Week two of the Iowa Start-up Accelerator was spent talking with moms and asking them about their biggest challenge raising a daughter. Hands down, the most common was response was fear of failure. So many of their daughters were afraid to do things they didn’t think they were good at, or that they didn’t feel they could do perfectly. And that has moms worried.
The reason they are worried? One mom said it best – “
"I have a daughter who is terrified by competition. She wants to be the best at everything so if she’s not guaranteed that, then she’d rather not do it. She would make decisions that would keep her from developing into the woman she is supposed to be or could be because she is afraid of looking bad at 1, or 12 or 13. Fear of how she is going to appear before other people is something that is going to keep her from becoming who she may become. I look at her and I go “no” - this is an emotion that you are feeling right now that is keeping you from being who you were made to be. It’s better to face those things now than it is to wait until you are older and have them be true. When she says “Oh I can’t do it" I have to say "Well nobody can do it when they are 8! Face the fear now while it’s okay. Nobody is perfect at 8."
So often, when we see and hear the stories of successful women, it is with a focus on the “happy ending.” Sure, they may have experienced struggles, but we know it turned out okay. The struggles are past tense, so they don’t feel as real and are easy to overlook.
We don’t get to see the realities of the process, in the moment. We don’t see the fear, the uncertainty or the struggle that comes with trying to make the “right” decisions. We don’t see the hard work and late nights, the self-doubt and pressure, or the iterative process that is trying something that doesn’t work, learning from it and trying again.
It is for that reason that our team is committed sharing with you our journey in building Girls With Ideas. We don’t actually know if this is going to work, and we’ve all taken a risk in pursuing it anyway. But we have faith in ourselves and our abilities. We are eager to learn and try, and learn some more, to create a path forward. We are willing to ask for help and seek the expertise that we don’t have. We are willing to put in the time and effort to build something that makes a difference in the lives of girls.
This is it looks like to be a Girl With Ideas…
We start our day with a daily stand-up.
Every morning at 7:45am we have a daily stand-up to go through what we accomplished the day before and what we’ll be doing that day. (This is part of the scrum methodology to getting work done. You can get more information on this process here). We made it every morning, even when Britney was in another time zone and it was still basically the middle of the night. This has helped us stay connected and moving forward, even while we are in three different cities, and working at different times. After doing this for just 7 days days, we agreed that we can’t imagine starting the day any other way.
We work really, really hard.
We put in really long days, and are doing work at night after a dinner break or maybe a quick nap. So we are tired. The countdown in our office is a daily reminder to make the most of our time in this experience. It seems like just yesterday it was at 95.
We research the problem we are trying to solve.

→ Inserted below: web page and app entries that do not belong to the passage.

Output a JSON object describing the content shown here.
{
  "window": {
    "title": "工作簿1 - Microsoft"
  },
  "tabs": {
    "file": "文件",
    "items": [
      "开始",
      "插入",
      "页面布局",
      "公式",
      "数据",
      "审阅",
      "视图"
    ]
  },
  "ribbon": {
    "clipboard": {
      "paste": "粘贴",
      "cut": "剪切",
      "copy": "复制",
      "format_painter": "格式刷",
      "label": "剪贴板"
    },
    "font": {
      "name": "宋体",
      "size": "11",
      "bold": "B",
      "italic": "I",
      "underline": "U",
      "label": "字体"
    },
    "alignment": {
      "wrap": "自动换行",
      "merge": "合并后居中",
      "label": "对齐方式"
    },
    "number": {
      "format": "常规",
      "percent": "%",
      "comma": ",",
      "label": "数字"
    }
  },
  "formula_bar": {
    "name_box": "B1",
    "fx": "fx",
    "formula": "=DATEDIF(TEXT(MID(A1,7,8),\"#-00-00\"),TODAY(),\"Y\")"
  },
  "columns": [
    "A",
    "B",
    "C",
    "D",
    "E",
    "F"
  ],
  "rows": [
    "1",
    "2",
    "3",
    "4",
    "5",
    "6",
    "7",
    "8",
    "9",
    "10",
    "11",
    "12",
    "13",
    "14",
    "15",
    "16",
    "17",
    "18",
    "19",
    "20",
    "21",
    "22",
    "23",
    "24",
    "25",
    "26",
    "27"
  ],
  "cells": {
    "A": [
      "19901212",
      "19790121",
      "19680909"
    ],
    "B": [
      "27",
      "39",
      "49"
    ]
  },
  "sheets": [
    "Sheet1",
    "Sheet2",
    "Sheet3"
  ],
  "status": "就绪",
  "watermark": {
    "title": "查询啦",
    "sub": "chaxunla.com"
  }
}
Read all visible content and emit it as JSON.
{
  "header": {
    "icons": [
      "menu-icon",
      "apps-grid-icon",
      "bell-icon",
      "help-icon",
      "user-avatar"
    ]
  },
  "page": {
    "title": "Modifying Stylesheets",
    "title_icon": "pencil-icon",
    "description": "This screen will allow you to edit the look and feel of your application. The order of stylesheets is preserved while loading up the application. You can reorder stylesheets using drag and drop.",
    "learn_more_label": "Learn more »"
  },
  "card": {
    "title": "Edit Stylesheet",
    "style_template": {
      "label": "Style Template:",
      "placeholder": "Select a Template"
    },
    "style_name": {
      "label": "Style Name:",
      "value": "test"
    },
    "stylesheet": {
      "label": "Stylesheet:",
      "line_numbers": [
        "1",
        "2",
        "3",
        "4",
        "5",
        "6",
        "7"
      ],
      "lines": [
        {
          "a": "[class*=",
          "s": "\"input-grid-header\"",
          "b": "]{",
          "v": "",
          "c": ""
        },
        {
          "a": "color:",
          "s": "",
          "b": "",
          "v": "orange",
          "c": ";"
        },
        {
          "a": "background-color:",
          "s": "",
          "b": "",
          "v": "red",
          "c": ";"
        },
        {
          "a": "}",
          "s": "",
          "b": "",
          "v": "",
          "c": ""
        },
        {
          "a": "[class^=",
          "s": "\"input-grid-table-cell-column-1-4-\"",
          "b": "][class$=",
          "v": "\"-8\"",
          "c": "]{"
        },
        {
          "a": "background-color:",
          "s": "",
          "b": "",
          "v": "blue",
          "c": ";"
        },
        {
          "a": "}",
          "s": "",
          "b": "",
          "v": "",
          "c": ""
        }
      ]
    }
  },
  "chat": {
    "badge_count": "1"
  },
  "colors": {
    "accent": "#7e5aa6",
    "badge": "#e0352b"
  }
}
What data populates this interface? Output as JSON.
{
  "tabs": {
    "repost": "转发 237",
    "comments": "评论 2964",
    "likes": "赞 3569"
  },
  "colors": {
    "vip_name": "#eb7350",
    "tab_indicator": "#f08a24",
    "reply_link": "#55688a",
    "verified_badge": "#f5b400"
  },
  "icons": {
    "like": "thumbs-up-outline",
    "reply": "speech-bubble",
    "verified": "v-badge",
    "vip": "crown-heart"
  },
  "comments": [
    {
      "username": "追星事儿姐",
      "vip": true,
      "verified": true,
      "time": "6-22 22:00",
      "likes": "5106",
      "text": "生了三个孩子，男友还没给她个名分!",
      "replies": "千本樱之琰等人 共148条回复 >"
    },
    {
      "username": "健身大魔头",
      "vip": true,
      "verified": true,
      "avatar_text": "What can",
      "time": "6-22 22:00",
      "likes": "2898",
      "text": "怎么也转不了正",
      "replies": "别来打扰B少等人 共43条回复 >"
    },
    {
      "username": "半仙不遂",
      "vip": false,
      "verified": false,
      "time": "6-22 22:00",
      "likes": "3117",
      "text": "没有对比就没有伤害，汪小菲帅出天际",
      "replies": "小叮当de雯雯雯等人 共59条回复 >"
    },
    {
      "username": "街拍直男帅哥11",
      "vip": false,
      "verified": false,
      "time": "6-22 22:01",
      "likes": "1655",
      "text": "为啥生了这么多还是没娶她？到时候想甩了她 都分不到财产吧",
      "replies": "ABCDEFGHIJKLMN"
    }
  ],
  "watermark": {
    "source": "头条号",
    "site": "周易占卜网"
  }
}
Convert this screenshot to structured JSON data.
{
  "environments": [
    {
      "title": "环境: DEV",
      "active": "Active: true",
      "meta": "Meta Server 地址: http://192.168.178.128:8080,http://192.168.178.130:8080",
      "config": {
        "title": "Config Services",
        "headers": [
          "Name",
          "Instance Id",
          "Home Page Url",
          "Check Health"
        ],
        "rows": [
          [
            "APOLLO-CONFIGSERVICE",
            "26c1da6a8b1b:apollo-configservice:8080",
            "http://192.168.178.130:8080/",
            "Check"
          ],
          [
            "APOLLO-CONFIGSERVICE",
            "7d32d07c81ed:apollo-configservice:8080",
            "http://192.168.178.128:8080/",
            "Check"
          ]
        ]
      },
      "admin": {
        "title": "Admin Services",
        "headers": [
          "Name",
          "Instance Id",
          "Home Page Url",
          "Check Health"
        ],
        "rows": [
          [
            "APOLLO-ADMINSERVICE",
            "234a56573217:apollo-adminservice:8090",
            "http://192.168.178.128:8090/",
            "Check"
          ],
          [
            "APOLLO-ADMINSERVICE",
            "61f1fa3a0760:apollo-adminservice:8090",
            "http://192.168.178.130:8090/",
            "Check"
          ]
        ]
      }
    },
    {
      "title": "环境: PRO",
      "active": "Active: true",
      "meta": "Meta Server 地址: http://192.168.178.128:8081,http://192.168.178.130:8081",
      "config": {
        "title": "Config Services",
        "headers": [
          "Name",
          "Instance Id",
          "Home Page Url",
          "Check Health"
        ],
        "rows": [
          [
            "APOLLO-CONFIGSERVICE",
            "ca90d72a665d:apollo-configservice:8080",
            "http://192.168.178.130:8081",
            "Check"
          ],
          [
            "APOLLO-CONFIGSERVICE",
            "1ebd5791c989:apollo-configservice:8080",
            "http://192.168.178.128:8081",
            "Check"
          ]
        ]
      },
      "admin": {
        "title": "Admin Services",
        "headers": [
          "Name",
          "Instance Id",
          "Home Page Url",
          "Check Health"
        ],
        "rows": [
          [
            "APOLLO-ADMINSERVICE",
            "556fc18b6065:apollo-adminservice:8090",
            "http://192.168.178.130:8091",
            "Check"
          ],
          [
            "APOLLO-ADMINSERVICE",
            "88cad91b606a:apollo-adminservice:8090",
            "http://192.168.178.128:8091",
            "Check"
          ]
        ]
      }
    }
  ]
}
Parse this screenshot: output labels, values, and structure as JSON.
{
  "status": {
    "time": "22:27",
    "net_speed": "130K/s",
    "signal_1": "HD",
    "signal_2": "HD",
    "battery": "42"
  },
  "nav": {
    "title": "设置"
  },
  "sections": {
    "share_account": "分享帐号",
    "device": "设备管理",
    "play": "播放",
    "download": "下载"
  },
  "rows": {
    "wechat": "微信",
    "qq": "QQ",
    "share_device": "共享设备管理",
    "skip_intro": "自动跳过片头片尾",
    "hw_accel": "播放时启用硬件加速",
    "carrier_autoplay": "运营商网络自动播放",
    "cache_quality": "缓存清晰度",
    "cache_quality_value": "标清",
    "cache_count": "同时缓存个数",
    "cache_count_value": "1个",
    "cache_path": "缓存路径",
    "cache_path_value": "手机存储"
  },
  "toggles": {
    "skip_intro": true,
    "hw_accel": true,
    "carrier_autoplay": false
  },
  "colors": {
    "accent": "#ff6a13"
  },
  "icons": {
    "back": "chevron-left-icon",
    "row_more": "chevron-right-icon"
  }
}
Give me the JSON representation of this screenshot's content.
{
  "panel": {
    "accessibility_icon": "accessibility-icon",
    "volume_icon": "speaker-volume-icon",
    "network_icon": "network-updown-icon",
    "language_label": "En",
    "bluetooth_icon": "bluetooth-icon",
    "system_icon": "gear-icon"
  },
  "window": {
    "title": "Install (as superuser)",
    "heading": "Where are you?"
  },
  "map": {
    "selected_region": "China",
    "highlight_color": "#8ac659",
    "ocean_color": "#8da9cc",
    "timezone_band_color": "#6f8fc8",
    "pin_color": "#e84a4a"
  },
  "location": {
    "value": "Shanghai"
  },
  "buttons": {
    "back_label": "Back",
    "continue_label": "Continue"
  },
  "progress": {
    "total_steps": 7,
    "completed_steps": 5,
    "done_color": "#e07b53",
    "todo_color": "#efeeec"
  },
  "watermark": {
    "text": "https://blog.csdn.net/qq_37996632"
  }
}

We conducted a lot of interviews this week and we were having trouble figuring out how we could be efficient and also make sure we captured all of the great stories and themes people had shared with us so we could make sense of them. We tried three different ways of doing it before we found our solution, Dedoose, a qualitative analysis application. It was so worth the trial and error, and time spent learning the new system, to get it right.
We connect with girls who have ideas.
We had a visit this week from one of our Girls With Ideas campers! While Abbie interviewed her mom, she showed Allison all animals she could draw. As good as these are, there were some animals she didn’t want to put up there because she didn’t think she could do them very well. It was a both a fun visit, and reinforcement of what we were hearing in our interviews all week.
How do you overcome your fear of failure? We would love any stories, ideas, or resources that you have to share for not only ourselves but also all of our girls.